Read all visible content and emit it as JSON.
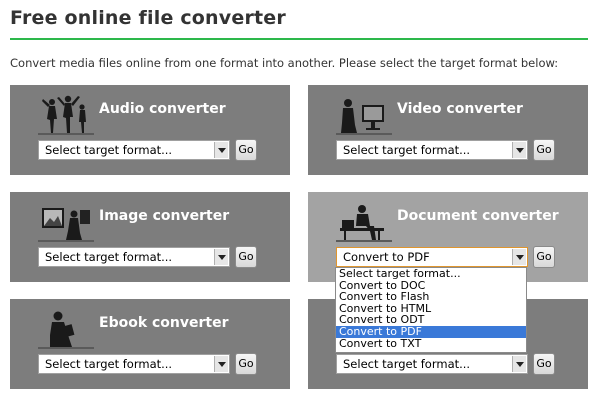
{
  "page": {
    "title": "Free online file converter",
    "intro": "Convert media files online from one format into another. Please select the target format below:"
  },
  "converters": {
    "audio": {
      "heading": "Audio converter",
      "selected": "Select target format...",
      "go": "Go",
      "icon": "people-dancing-icon"
    },
    "video": {
      "heading": "Video converter",
      "selected": "Select target format...",
      "go": "Go",
      "icon": "person-watching-screen-icon"
    },
    "image": {
      "heading": "Image converter",
      "selected": "Select target format...",
      "go": "Go",
      "icon": "framed-picture-icon"
    },
    "document": {
      "heading": "Document converter",
      "selected": "Convert to PDF",
      "go": "Go",
      "icon": "person-at-desk-icon"
    },
    "ebook": {
      "heading": "Ebook converter",
      "selected": "Select target format...",
      "go": "Go",
      "icon": "person-reading-icon"
    },
    "hidden": {
      "selected": "Select target format...",
      "go": "Go"
    }
  },
  "document_dropdown": {
    "options": [
      "Select target format...",
      "Convert to DOC",
      "Convert to Flash",
      "Convert to HTML",
      "Convert to ODT",
      "Convert to PDF",
      "Convert to TXT"
    ],
    "highlighted": "Convert to PDF"
  },
  "colors": {
    "accent_rule": "#2db84b",
    "panel": "#7d7d7d",
    "panel_active": "#a3a3a3",
    "highlight": "#3a79d8"
  }
}
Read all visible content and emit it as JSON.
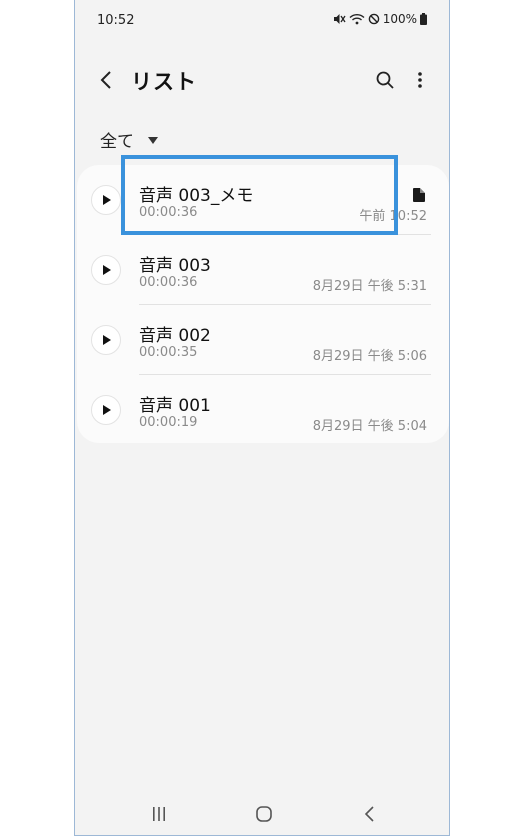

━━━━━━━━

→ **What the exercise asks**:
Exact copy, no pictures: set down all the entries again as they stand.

→ **Finished exercise**:
Read all visible content and emit it as JSON.
{
  "page": {
    "title": "Free online file converter",
    "intro": "Convert media files online from one format into another. Please select the target format below:"
  },
  "converters": {
    "audio": {
      "heading": "Audio converter",
      "selected": "Select target format...",
      "go": "Go",
      "icon": "people-dancing-icon"
    },
    "video": {
      "heading": "Video converter",
      "selected": "Select target format...",
      "go": "Go",
      "icon": "person-watching-screen-icon"
    },
    "image": {
      "heading": "Image converter",
      "selected": "Select target format...",
      "go": "Go",
      "icon": "framed-picture-icon"
    },
    "document": {
      "heading": "Document converter",
      "selected": "Convert to PDF",
      "go": "Go",
      "icon": "person-at-desk-icon"
    },
    "ebook": {
      "heading": "Ebook converter",
      "selected": "Select target format...",
      "go": "Go",
      "icon": "person-reading-icon"
    },
    "hidden": {
      "selected": "Select target format...",
      "go": "Go"
    }
  },
  "document_dropdown": {
    "options": [
      "Select target format...",
      "Convert to DOC",
      "Convert to Flash",
      "Convert to HTML",
      "Convert to ODT",
      "Convert to PDF",
      "Convert to TXT"
    ],
    "highlighted": "Convert to PDF"
  },
  "colors": {
    "accent_rule": "#2db84b",
    "panel": "#7d7d7d",
    "panel_active": "#a3a3a3",
    "highlight": "#3a79d8"
  }
}
Read all visible content and emit it as JSON.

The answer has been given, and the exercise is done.